## Record set

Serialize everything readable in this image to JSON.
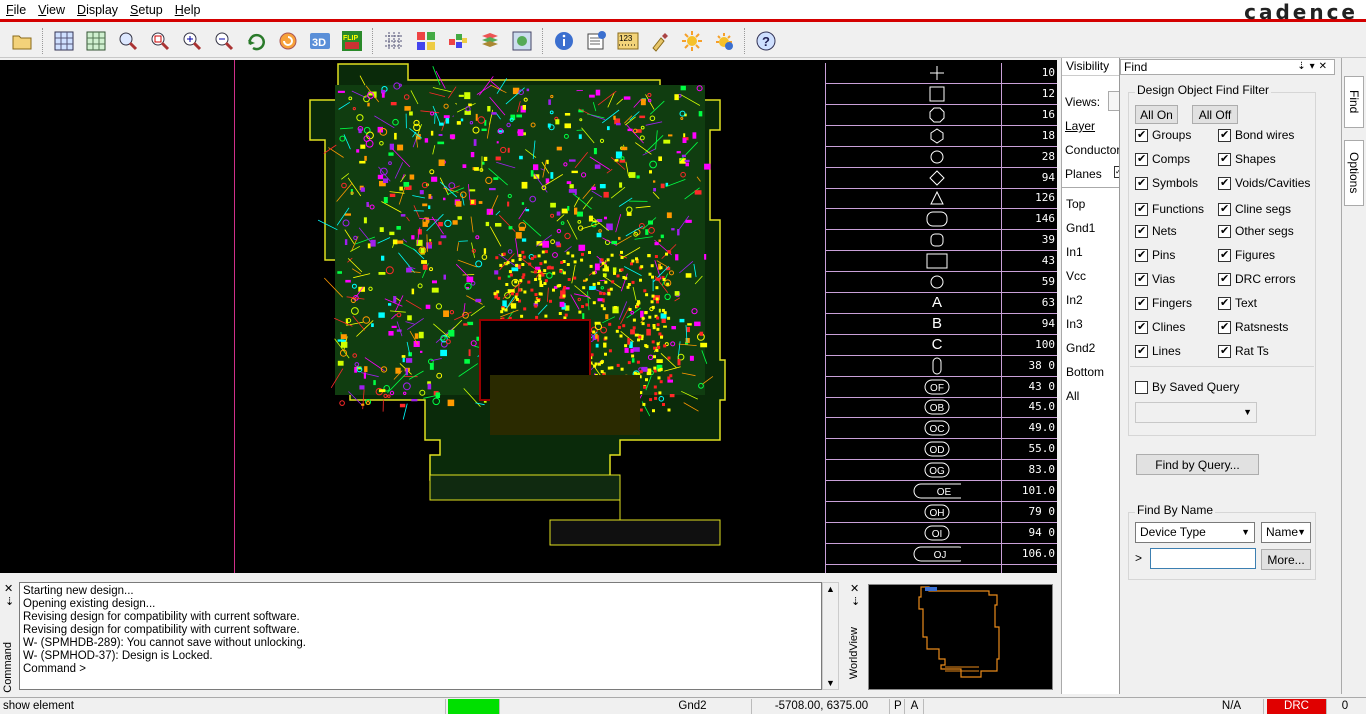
{
  "menu": {
    "items": [
      "File",
      "View",
      "Display",
      "Setup",
      "Help"
    ],
    "brand": "cadence"
  },
  "toolbar": {
    "icons": [
      "open-folder",
      "grid-zoom",
      "grid-zoom-2",
      "zoom-fit",
      "zoom-window",
      "zoom-in",
      "zoom-out",
      "zoom-previous",
      "redraw",
      "3d-view",
      "flip",
      "grid",
      "layout-panels",
      "color-palette",
      "layers",
      "world-view",
      "info",
      "properties",
      "measure-123",
      "highlight-brush",
      "shadow-mode",
      "dim-mode",
      "help"
    ],
    "flip_label": "FLIP",
    "three_d_label": "3D",
    "measure_label": "123"
  },
  "padstack_table": {
    "rows": [
      {
        "shape": "+",
        "value": "10"
      },
      {
        "shape": "square",
        "value": "12"
      },
      {
        "shape": "octagon",
        "value": "16"
      },
      {
        "shape": "hexagon",
        "value": "18"
      },
      {
        "shape": "circle",
        "value": "28"
      },
      {
        "shape": "diamond",
        "value": "94"
      },
      {
        "shape": "triangle",
        "value": "126"
      },
      {
        "shape": "rounded",
        "value": "146"
      },
      {
        "shape": "rounded-small",
        "value": "39"
      },
      {
        "shape": "rectangle",
        "value": "43"
      },
      {
        "shape": "circle",
        "value": "59"
      },
      {
        "shape": "A",
        "value": "63"
      },
      {
        "shape": "B",
        "value": "94"
      },
      {
        "shape": "C",
        "value": "100"
      },
      {
        "shape": "obround-v",
        "value": "38 0"
      },
      {
        "shape": "OF",
        "value": "43 0"
      },
      {
        "shape": "OB",
        "value": "45.0"
      },
      {
        "shape": "OC",
        "value": "49.0"
      },
      {
        "shape": "OD",
        "value": "55.0"
      },
      {
        "shape": "OG",
        "value": "83.0"
      },
      {
        "shape": "OE",
        "value": "101.0"
      },
      {
        "shape": "OH",
        "value": "79 0"
      },
      {
        "shape": "OI",
        "value": "94 0"
      },
      {
        "shape": "OJ",
        "value": "106.0"
      }
    ]
  },
  "visibility": {
    "title": "Visibility",
    "views_label": "Views:",
    "layer_label": "Layer",
    "conductors_label": "Conductors",
    "planes_label": "Planes",
    "layers": [
      "Top",
      "Gnd1",
      "In1",
      "Vcc",
      "In2",
      "In3",
      "Gnd2",
      "Bottom",
      "All"
    ]
  },
  "find": {
    "title": "Find",
    "filter_label": "Design Object Find Filter",
    "all_on": "All On",
    "all_off": "All Off",
    "left_checks": [
      {
        "label": "Groups",
        "checked": true
      },
      {
        "label": "Comps",
        "checked": true
      },
      {
        "label": "Symbols",
        "checked": true
      },
      {
        "label": "Functions",
        "checked": true
      },
      {
        "label": "Nets",
        "checked": true
      },
      {
        "label": "Pins",
        "checked": true
      },
      {
        "label": "Vias",
        "checked": true
      },
      {
        "label": "Fingers",
        "checked": true
      },
      {
        "label": "Clines",
        "checked": true
      },
      {
        "label": "Lines",
        "checked": true
      }
    ],
    "right_checks": [
      {
        "label": "Bond wires",
        "checked": true
      },
      {
        "label": "Shapes",
        "checked": true
      },
      {
        "label": "Voids/Cavities",
        "checked": true
      },
      {
        "label": "Cline segs",
        "checked": true
      },
      {
        "label": "Other segs",
        "checked": true
      },
      {
        "label": "Figures",
        "checked": true
      },
      {
        "label": "DRC errors",
        "checked": true
      },
      {
        "label": "Text",
        "checked": true
      },
      {
        "label": "Ratsnests",
        "checked": true
      },
      {
        "label": "Rat Ts",
        "checked": true
      }
    ],
    "by_saved_query": "By Saved Query",
    "find_by_query": "Find by Query...",
    "find_by_name_label": "Find By Name",
    "device_type": "Device Type",
    "name_option": "Name",
    "more_button": "More...",
    "prompt": ">"
  },
  "side_tabs": [
    "Find",
    "Options"
  ],
  "command": {
    "side_label": "Command",
    "lines": [
      "Starting new design...",
      "Opening existing design...",
      "Revising design for compatibility with current software.",
      "Revising design for compatibility with current software.",
      "W- (SPMHDB-289): You cannot save without unlocking.",
      "W- (SPMHOD-37): Design is Locked.",
      "Command >"
    ]
  },
  "worldview": {
    "side_label": "WorldView"
  },
  "statusbar": {
    "message": "show element",
    "active_layer": "Gnd2",
    "coordinates": "-5708.00, 6375.00",
    "p_flag": "P",
    "a_flag": "A",
    "na": "N/A",
    "drc_label": "DRC",
    "drc_count": "0",
    "colors": {
      "idle": "#00e000",
      "drc": "#e00000"
    }
  }
}
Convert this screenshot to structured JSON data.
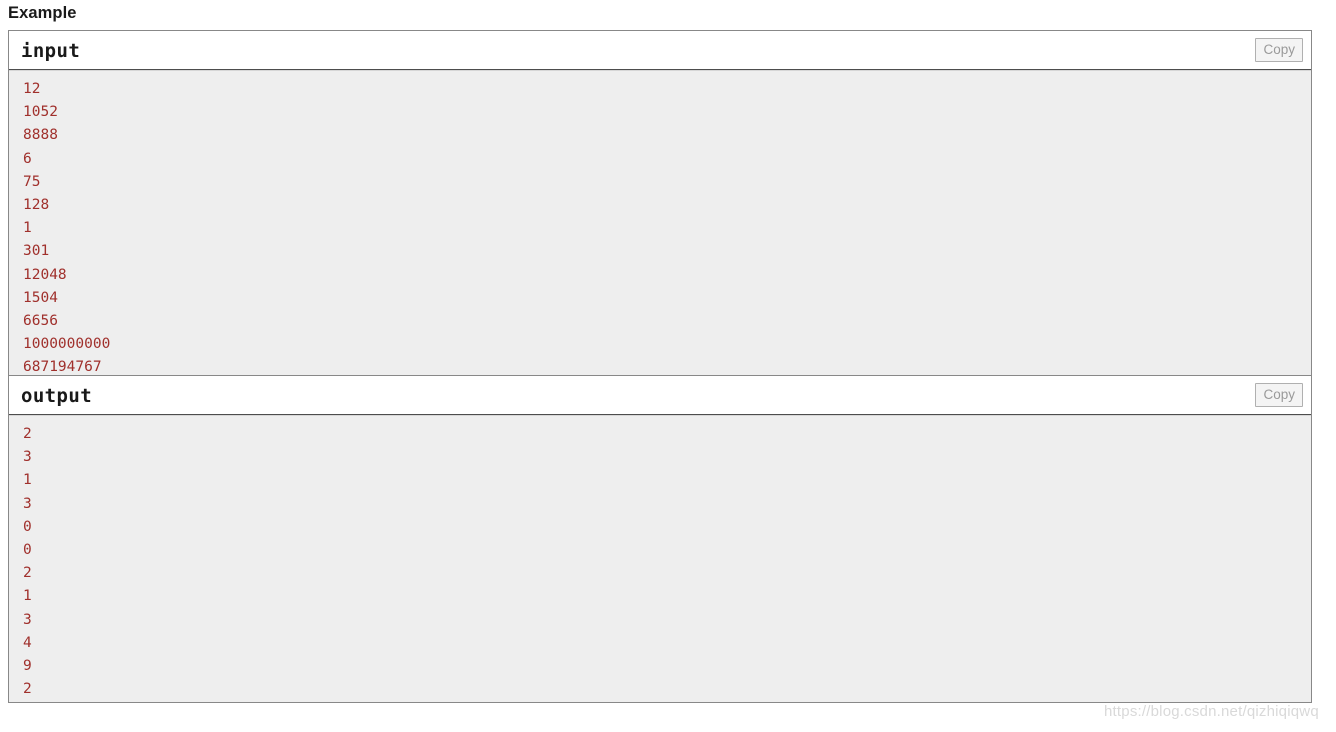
{
  "page": {
    "section_title": "Example",
    "watermark": "https://blog.csdn.net/qizhiqiqwq"
  },
  "sample_tests": [
    {
      "title": "input",
      "copy_label": "Copy",
      "lines": [
        "12",
        "1052",
        "8888",
        "6",
        "75",
        "128",
        "1",
        "301",
        "12048",
        "1504",
        "6656",
        "1000000000",
        "687194767"
      ]
    },
    {
      "title": "output",
      "copy_label": "Copy",
      "lines": [
        "2",
        "3",
        "1",
        "3",
        "0",
        "0",
        "2",
        "1",
        "3",
        "4",
        "9",
        "2"
      ]
    }
  ],
  "colors": {
    "data_text": "#a0302c",
    "body_background": "#eeeeee",
    "border": "#888888",
    "title_text": "#1a1a1a",
    "copy_button_text": "#9a9a9a",
    "watermark_text": "#d9d9d9"
  }
}
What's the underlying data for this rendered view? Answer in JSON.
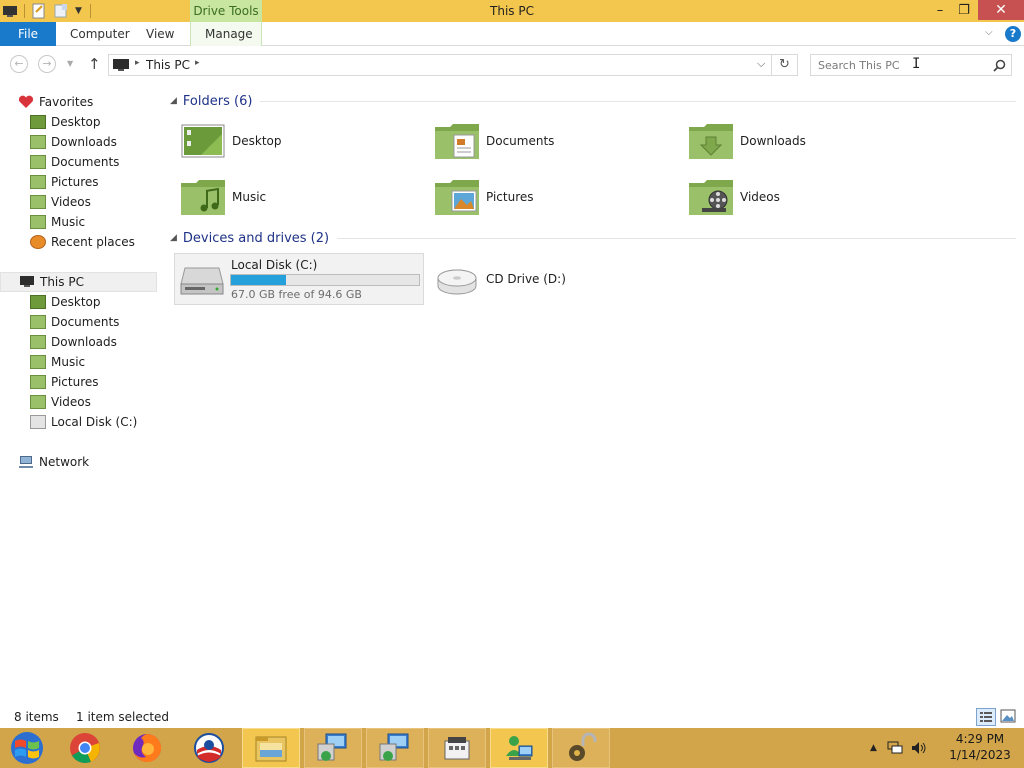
{
  "window": {
    "title": "This PC",
    "contextual_tab": "Drive Tools",
    "minimize_icon": "minimize-icon",
    "restore_icon": "restore-icon",
    "close_icon": "close-icon"
  },
  "ribbon": {
    "tabs": [
      "File",
      "Computer",
      "View",
      "Manage"
    ]
  },
  "address": {
    "crumb": "This PC",
    "search_placeholder": "Search This PC"
  },
  "nav_pane": {
    "favorites": {
      "label": "Favorites",
      "items": [
        "Desktop",
        "Downloads",
        "Documents",
        "Pictures",
        "Videos",
        "Music",
        "Recent places"
      ]
    },
    "this_pc": {
      "label": "This PC",
      "items": [
        "Desktop",
        "Documents",
        "Downloads",
        "Music",
        "Pictures",
        "Videos",
        "Local Disk (C:)"
      ]
    },
    "network": {
      "label": "Network"
    }
  },
  "main": {
    "folders_header": "Folders (6)",
    "folders": [
      "Desktop",
      "Documents",
      "Downloads",
      "Music",
      "Pictures",
      "Videos"
    ],
    "devices_header": "Devices and drives (2)",
    "drives": [
      {
        "name": "Local Disk (C:)",
        "free_text": "67.0 GB free of 94.6 GB",
        "used_fraction": 0.29
      },
      {
        "name": "CD Drive (D:)"
      }
    ]
  },
  "status": {
    "items": "8 items",
    "selected": "1 item selected"
  },
  "taskbar": {
    "apps": [
      "windows-logo-icon",
      "chrome-icon",
      "firefox-icon",
      "obama-icon",
      "file-explorer-icon",
      "remote-desktop-icon",
      "remote-desktop-2-icon",
      "cash-register-icon",
      "network-users-icon",
      "lock-gear-icon"
    ]
  },
  "clock": {
    "time": "4:29 PM",
    "date": "1/14/2023"
  },
  "colors": {
    "titlebar": "#f3c64e",
    "file_tab": "#1979ca",
    "taskbar": "#d2a54a",
    "folder_green": "#8bb35a",
    "progress": "#26a0da"
  }
}
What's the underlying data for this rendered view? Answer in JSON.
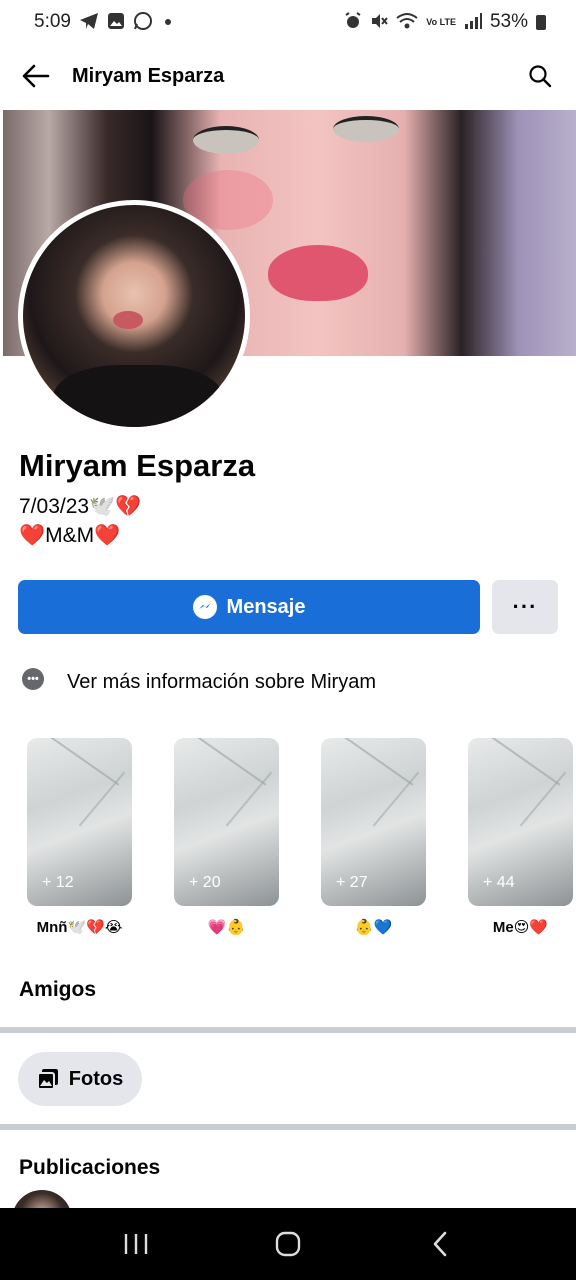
{
  "status_bar": {
    "time": "5:09",
    "battery": "53%",
    "network": "Vo LTE"
  },
  "header": {
    "title": "Miryam Esparza"
  },
  "profile": {
    "name": "Miryam Esparza",
    "bio_line1": "7/03/23🕊️💔",
    "bio_line2": "❤️M&M❤️"
  },
  "actions": {
    "message_label": "Mensaje",
    "more_label": "···"
  },
  "info": {
    "text": "Ver más información sobre Miryam"
  },
  "highlights": [
    {
      "count": "+ 12",
      "label": "Mnñ🕊️💔😭"
    },
    {
      "count": "+ 20",
      "label": "💗👶"
    },
    {
      "count": "+ 27",
      "label": "👶💙"
    },
    {
      "count": "+ 44",
      "label": "Me😍❤️"
    }
  ],
  "sections": {
    "friends": "Amigos",
    "photos": "Fotos",
    "posts": "Publicaciones"
  },
  "colors": {
    "accent": "#1a6ed8",
    "secondary_button": "#e4e6eb",
    "divider": "#c9ccd1"
  }
}
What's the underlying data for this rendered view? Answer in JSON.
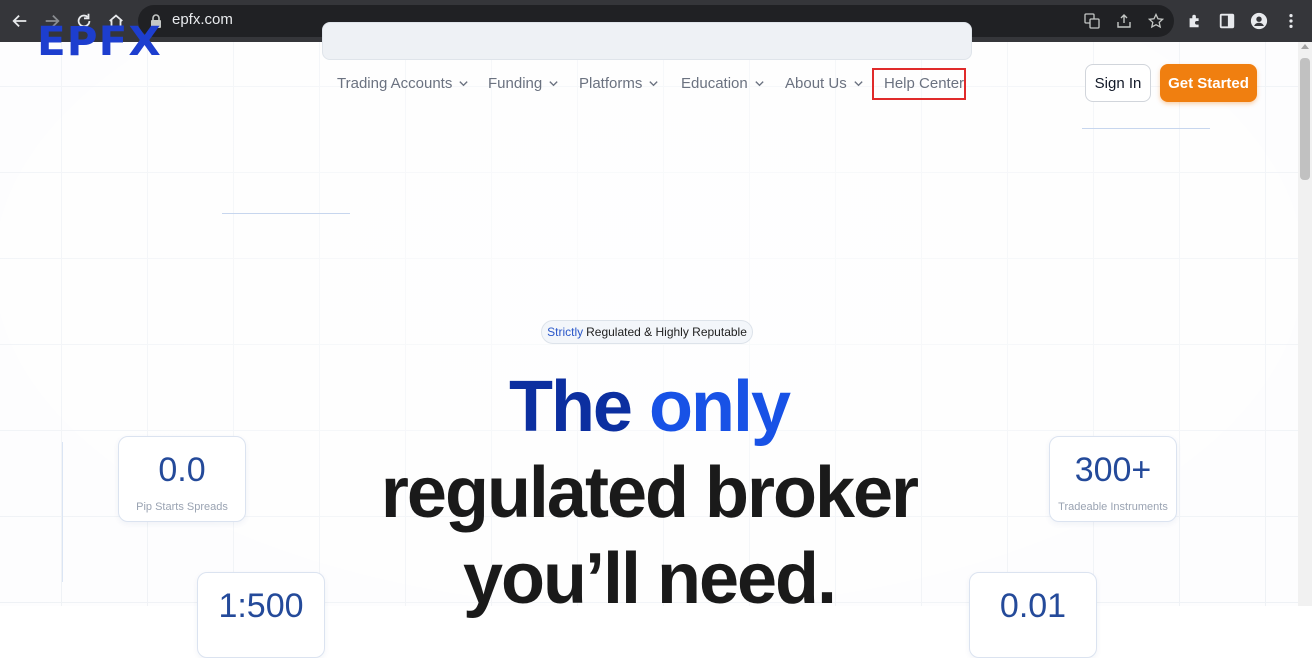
{
  "browser": {
    "url": "epfx.com"
  },
  "header": {
    "logo_text": "EPFX",
    "nav": [
      {
        "label": "Trading Accounts"
      },
      {
        "label": "Funding"
      },
      {
        "label": "Platforms"
      },
      {
        "label": "Education"
      },
      {
        "label": "About Us"
      }
    ],
    "help_center": "Help Center",
    "sign_in": "Sign In",
    "get_started": "Get Started"
  },
  "hero": {
    "badge_highlight": "Strictly",
    "badge_rest": "Regulated & Highly Reputable",
    "headline_the": "The",
    "headline_only": "only",
    "headline_line2": "regulated broker",
    "headline_line3": "you’ll need."
  },
  "stats": [
    {
      "value": "0.0",
      "label": "Pip Starts Spreads"
    },
    {
      "value": "300+",
      "label": "Tradeable Instruments"
    },
    {
      "value": "1:500",
      "label": ""
    },
    {
      "value": "0.01",
      "label": ""
    }
  ],
  "colors": {
    "brand_blue": "#1d3ecf",
    "accent_orange": "#f07f10",
    "highlight_box": "#e02a2a"
  }
}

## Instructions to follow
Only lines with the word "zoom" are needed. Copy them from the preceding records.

## Solved exercise
      "grid-zoom",
      "grid-zoom-2",
      "zoom-fit",
      "zoom-window",
      "zoom-in",
      "zoom-out",
      "zoom-previous",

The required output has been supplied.